One of the the things that has gotten a major overhaul in 3.8 is the way of how point maps are drawn. Before 3.8 it was a bit chaotic. You had multiple options there to drawn point maps with very different sets of attributes. For example, the “graph” drawing and the “true-type” drawing. For 3.8 I simplified the whole system and basically there is now only one way to draw points. As a consequence this means that there is only one set of attributes to change and that will work for all points of all types.
The basis of it all is the “symbol”. The symbol is the representation of a single point that is described in a “svg”-like text file located under resources\symbols in the installation folder. I say “svg’-like because the syntax of the description of the symbols is a derivative of a small subset of svg (see http://en.wikipedia.org/wiki/Scalable_Vector_Graphics). Svg is big and I selected what i felt I needed from it to define my own symbols and skipped the rest. The I added a few things that were needed to respond to attributes that the user could set. The result is a fairly small set of commands that can be used to define a symbol. Each symbol has its own file (with an .ivg extension) and ILWIS reads them when the first pointmap needs to be drawn.
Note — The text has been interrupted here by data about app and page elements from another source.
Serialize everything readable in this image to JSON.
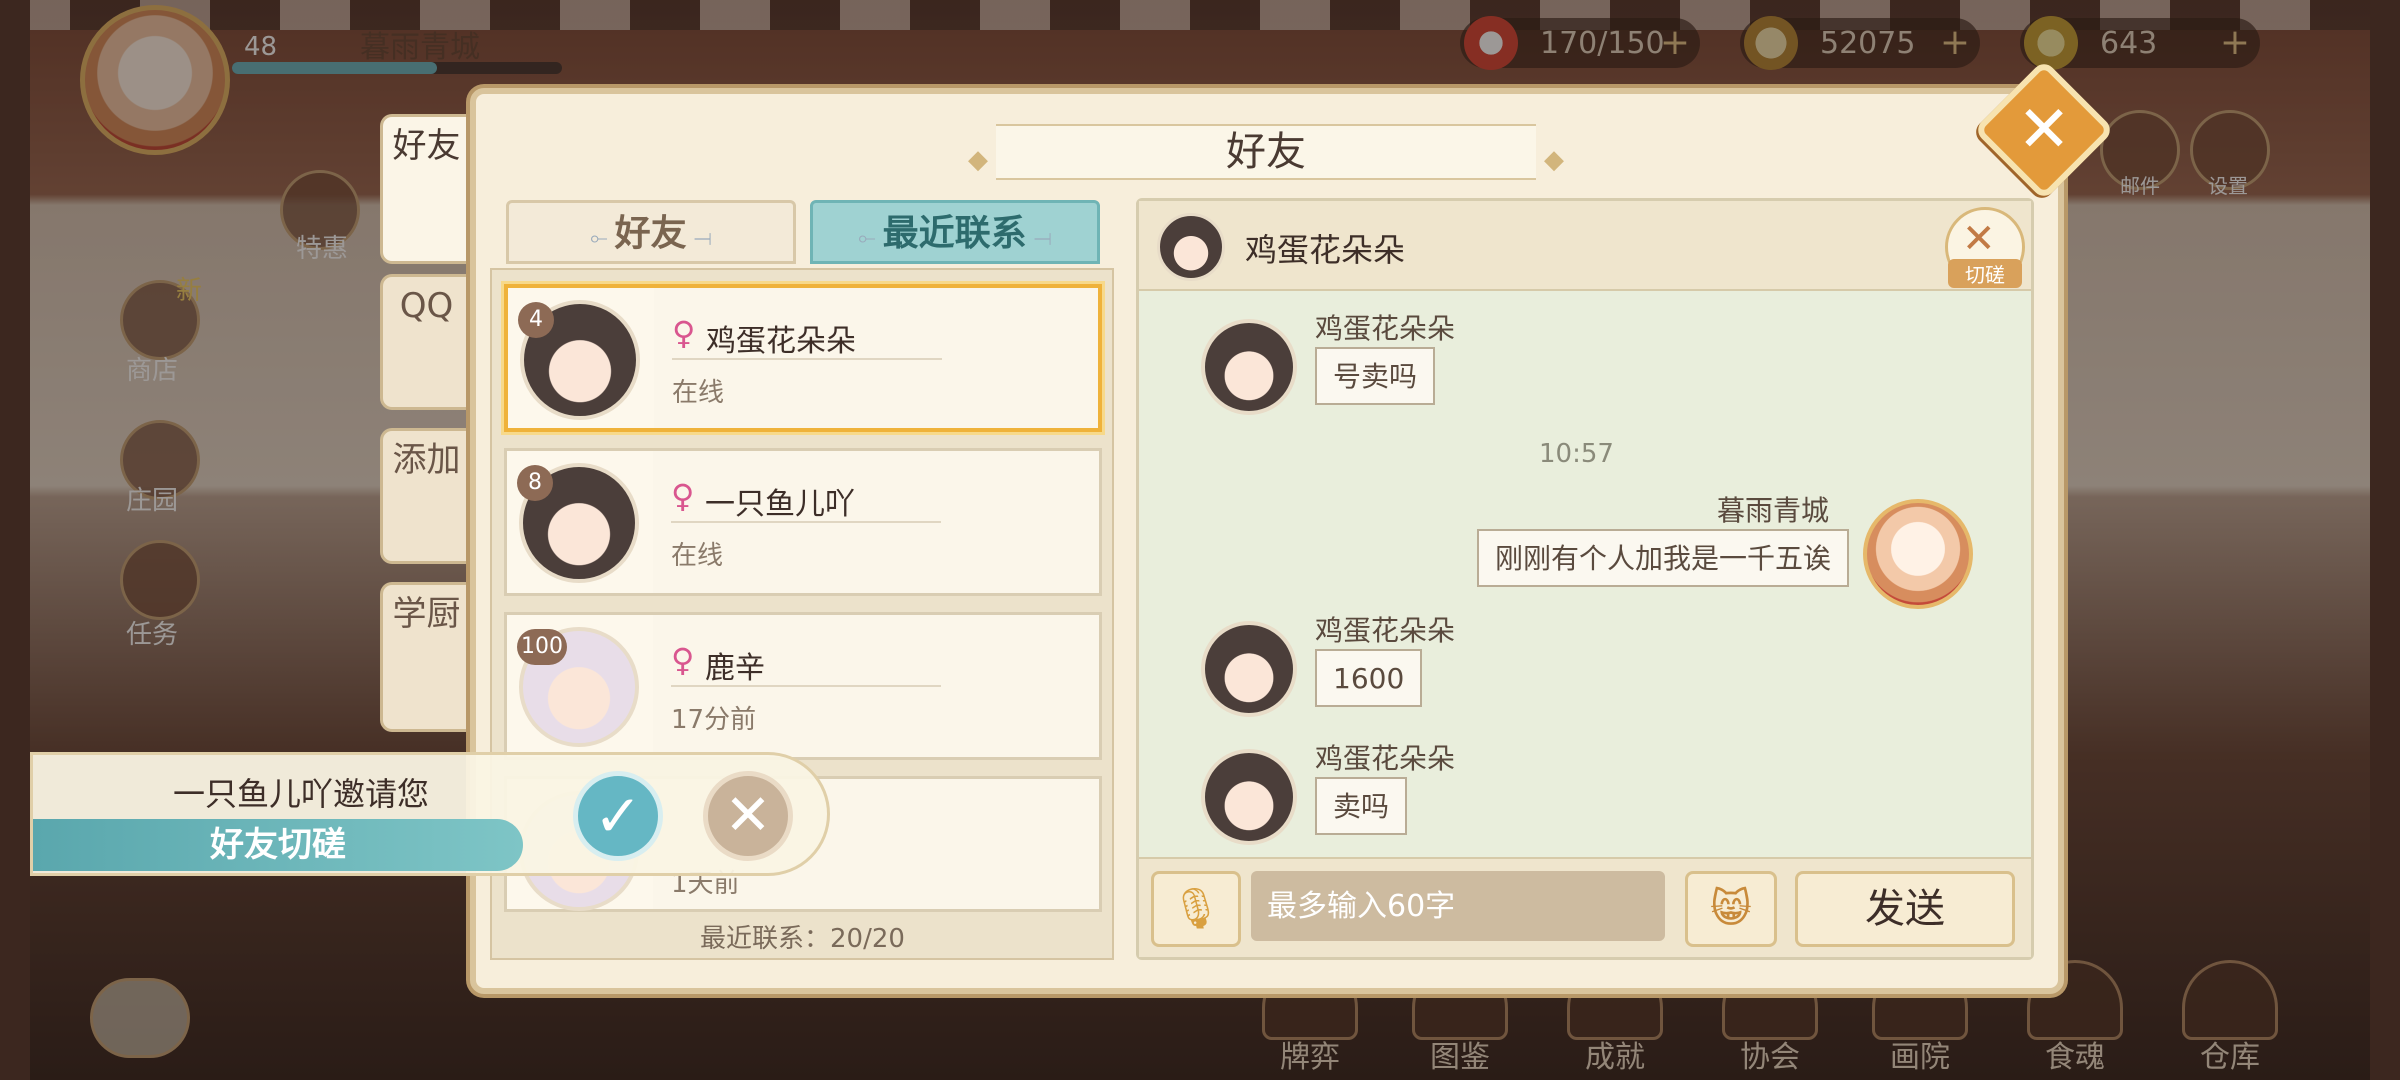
{
  "hud": {
    "player_level": "48",
    "player_name": "暮雨青城",
    "xp_progress": 0.62,
    "stamina": "170/150",
    "coins": "52075",
    "gems": "643",
    "plus": "+"
  },
  "side_menu": [
    {
      "label": "特惠"
    },
    {
      "label": "商店"
    },
    {
      "label": "新"
    },
    {
      "label": "庄园"
    },
    {
      "label": "任务"
    }
  ],
  "right_menu": [
    {
      "label": "邮件"
    },
    {
      "label": "设置"
    }
  ],
  "bottom_menu": [
    {
      "label": "牌弈"
    },
    {
      "label": "图鉴"
    },
    {
      "label": "成就"
    },
    {
      "label": "协会"
    },
    {
      "label": "画院"
    },
    {
      "label": "食魂"
    },
    {
      "label": "仓库"
    }
  ],
  "panel": {
    "title": "好友",
    "close": "✕"
  },
  "vertical_tabs": [
    {
      "label": "好友"
    },
    {
      "label": "QQ"
    },
    {
      "label": "添加"
    },
    {
      "label": "学厨"
    }
  ],
  "list_tabs": {
    "friends": "好友",
    "recent": "最近联系"
  },
  "friends": [
    {
      "level": "4",
      "name": "鸡蛋花朵朵",
      "status": "在线"
    },
    {
      "level": "8",
      "name": "一只鱼儿吖",
      "status": "在线"
    },
    {
      "level": "100",
      "name": "鹿辛",
      "status": "17分前"
    },
    {
      "level": "",
      "name": "",
      "status": "1天前"
    }
  ],
  "gender_symbol": "♀",
  "list_footer": "最近联系：20/20",
  "invite": {
    "text": "一只鱼儿吖邀请您",
    "banner": "好友切磋",
    "accept": "✓",
    "decline": "✕"
  },
  "chat": {
    "partner_name": "鸡蛋花朵朵",
    "spar_label": "切磋",
    "timestamp": "10:57",
    "messages": [
      {
        "from": "鸡蛋花朵朵",
        "text": "号卖吗",
        "self": false
      },
      {
        "from": "暮雨青城",
        "text": "刚刚有个人加我是一千五诶",
        "self": true
      },
      {
        "from": "鸡蛋花朵朵",
        "text": "1600",
        "self": false
      },
      {
        "from": "鸡蛋花朵朵",
        "text": "卖吗",
        "self": false
      }
    ],
    "input_placeholder": "最多输入60字",
    "send_label": "发送"
  }
}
Before showing a bit what is possible with it, let me first a bit explain about the geometry of points in the map window. Every point symbol has default the same size. 1/200 th of the size of the zoomed in map window. This means that at every scale the point has the same size. The default size is multiplied by the “scale” of the point ( default 1.0) to enlarge/shrink it if needed. So there are no “point” sizes for symbols as there were previously. Each point symbol is centered around, eehm, its center 🙂 and scales it within the default size. ILWIS shifts each defintion of a symbol to the center of the bounding coordinate box that defines the lines, arcs and other drawing commands of the symbol. So it doesnt matter which units or relative position you use when defining the symbol, ILWIS makes sure it fits. If no sizes are defined (some simple drawing commands can do this, see below) ILWIS will default (size) to the default symbol size.
Though the default size is 1/200, ILWIS ,may adapt this default size if there are a lot(100+) of points to something smaller. Else the points would overcrowd the mapwindow. You can always overrule this by changing the scale as this default is only calculated when opening the map.
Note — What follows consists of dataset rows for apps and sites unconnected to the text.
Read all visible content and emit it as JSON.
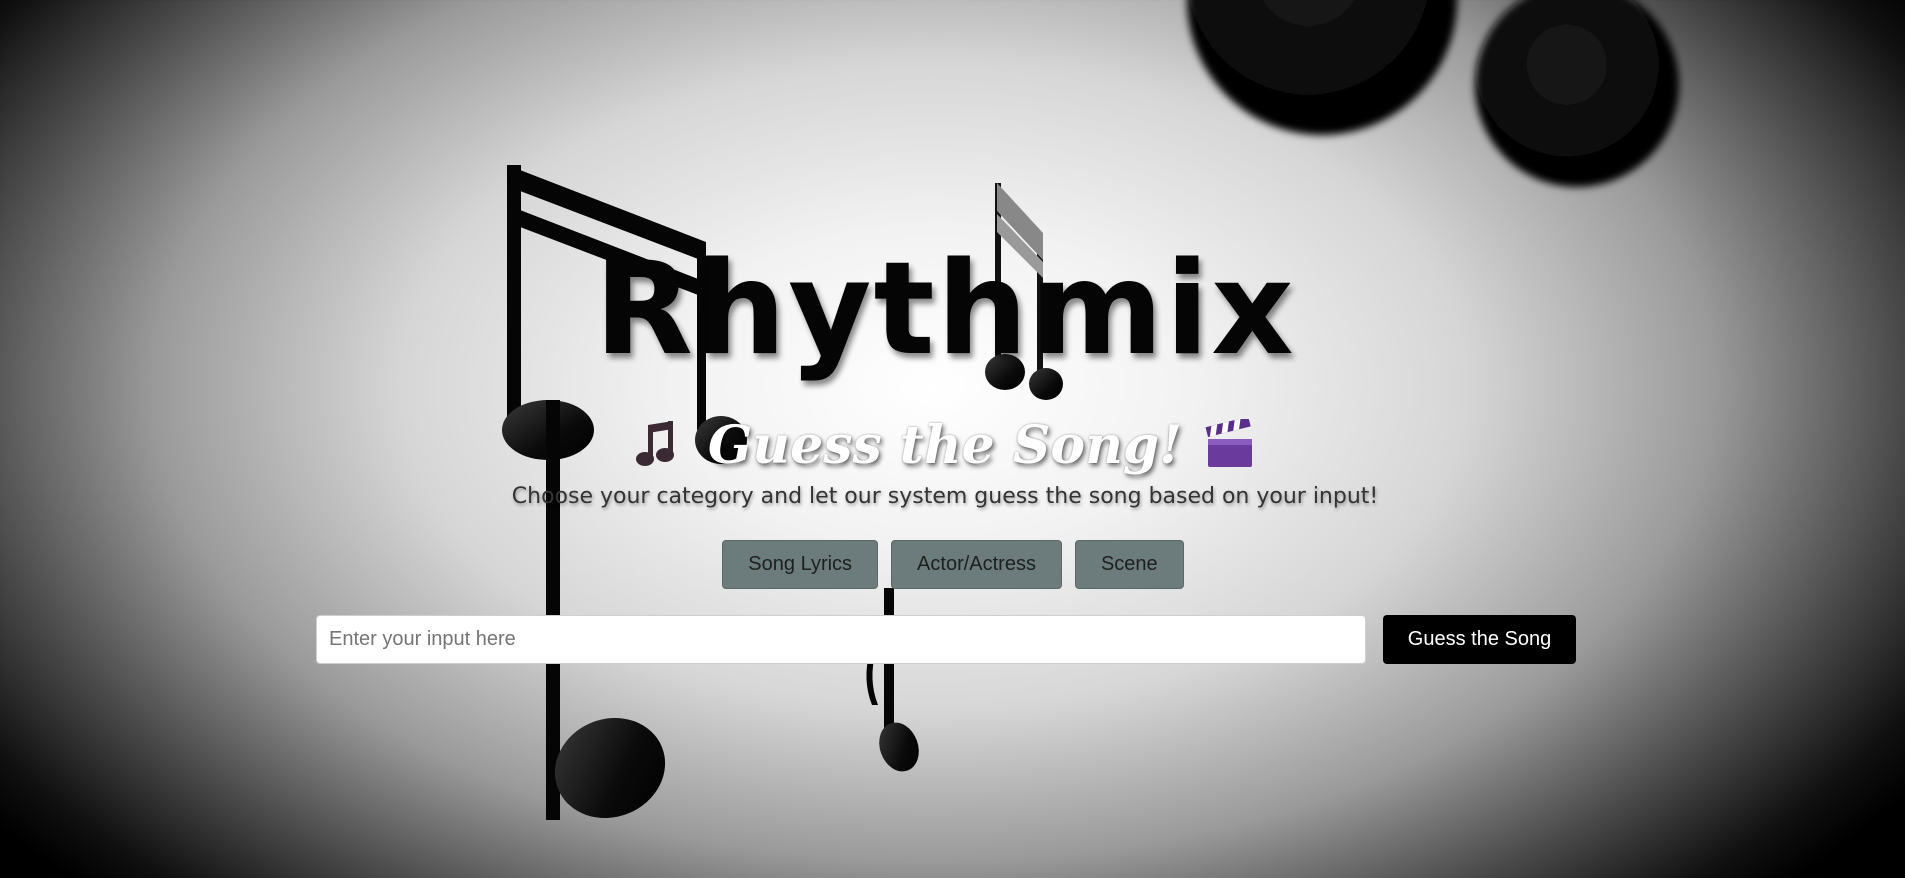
{
  "app": {
    "title": "Rhythmix",
    "subtitle": "Guess the Song!",
    "subtitle_left_icon": "musical-notes-icon",
    "subtitle_right_icon": "clapper-board-icon",
    "tagline": "Choose your category and let our system guess the song based on your input!"
  },
  "categories": [
    {
      "label": "Song Lyrics"
    },
    {
      "label": "Actor/Actress"
    },
    {
      "label": "Scene"
    }
  ],
  "search": {
    "placeholder": "Enter your input here",
    "value": ""
  },
  "actions": {
    "guess_label": "Guess the Song"
  },
  "colors": {
    "category_button": "#6c7b7b",
    "guess_button": "#000000",
    "title": "#050505",
    "subtitle": "#ffffff"
  }
}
So back to the Ivg defintions. Lets look at a simple example. The definition of a simple right standing cross
<ivg scale="1.0" version="1.1"> <line x1="0" y1="-50" x2="0" y2="50" style="stroke-width:1;stroke:black"/> <line x1="-50" y1="0" x2="50" y2="0" style="stroke-width:1;stroke:black"/> </ivg>
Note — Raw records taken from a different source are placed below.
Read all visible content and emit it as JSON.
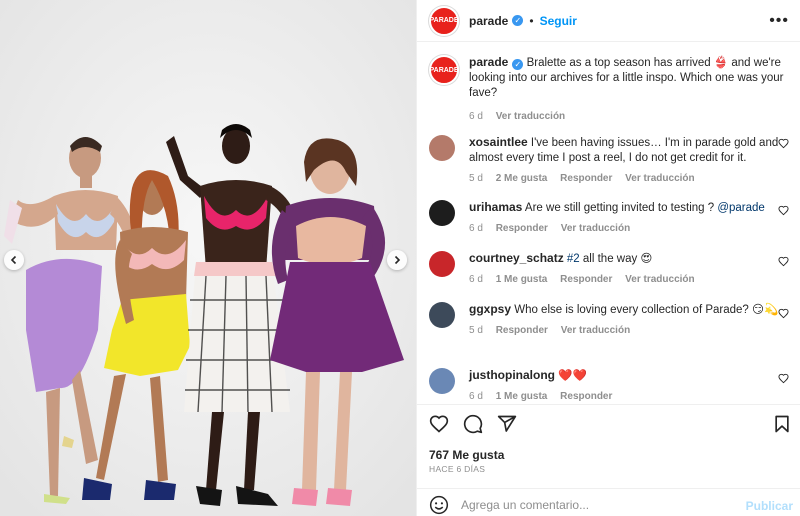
{
  "post": {
    "username": "parade",
    "follow_label": "Seguir",
    "avatar_text": "PARADE",
    "caption": "Bralette as a top season has arrived 👙 and we're looking into our archives for a little inspo. Which one was your fave?",
    "caption_time": "6 d",
    "caption_translate": "Ver traducción"
  },
  "comments": [
    {
      "username": "xosaintlee",
      "text": "I've been having issues… I'm in parade gold and almost every time I post a reel, I do not get credit for it.",
      "time": "5 d",
      "likes": "2 Me gusta",
      "reply": "Responder",
      "translate": "Ver traducción",
      "avatar_color": "#b47a6a"
    },
    {
      "username": "urihamas",
      "text": "Are we still getting invited to testing ?",
      "mention": "@parade",
      "time": "6 d",
      "reply": "Responder",
      "translate": "Ver traducción",
      "avatar_color": "#1d1d1d"
    },
    {
      "username": "courtney_schatz",
      "hashtag": "#2",
      "text": "all the way 😍",
      "time": "6 d",
      "likes": "1 Me gusta",
      "reply": "Responder",
      "translate": "Ver traducción",
      "avatar_color": "#c8262a"
    },
    {
      "username": "ggxpsy",
      "text": "Who else is loving every collection of Parade? 😏💫",
      "time": "5 d",
      "reply": "Responder",
      "translate": "Ver traducción",
      "avatar_color": "#3d4a5a"
    },
    {
      "username": "justhopinalong",
      "text": "❤️❤️",
      "time": "6 d",
      "likes": "1 Me gusta",
      "reply": "Responder",
      "avatar_color": "#6a88b5"
    }
  ],
  "footer": {
    "likes": "767 Me gusta",
    "date": "HACE 6 DÍAS",
    "comment_placeholder": "Agrega un comentario...",
    "publish_label": "Publicar"
  },
  "icons": {
    "like": "heart-icon",
    "comment": "comment-icon",
    "share": "send-icon",
    "save": "bookmark-icon",
    "emoji": "emoji-icon",
    "more": "more-options-icon",
    "prev": "chevron-left-icon",
    "next": "chevron-right-icon"
  },
  "colors": {
    "accent": "#0095f6",
    "brand": "#e8211c",
    "muted": "#8e8e8e"
  }
}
This is straighforward SVG. The cross consists of two crossing lines defined by x1,y1 and x2,y2 coordinates and a style definition. The style follows is a subset of the normal style definitions in SVG. I don’t support gradients (at least not yet) and some of the other more complex color definitions, just simple flat colors. A special color is ‘user-defined’, this is a color set from the Representation of ILWIS. I support the line, polygon, circle, rectangle and path. In the beta-2, the path didnt work correctly yet but that is solved now.
For more examples how to make your own symbol just look into the other ivg files in the symbols folder.
Apart from that ILWIS defines two special operations on the points : stretching and rotating on attribute values. Stretching stretches the scaling of a point based on its postion relative in the value range. Rotation does the same but then with the orientation of the symbol.
For the moment the the whole “mini-graph’ part is gone. I might reintroduce the pie-chart idea but for the others I don’t see much use to warant the time investement.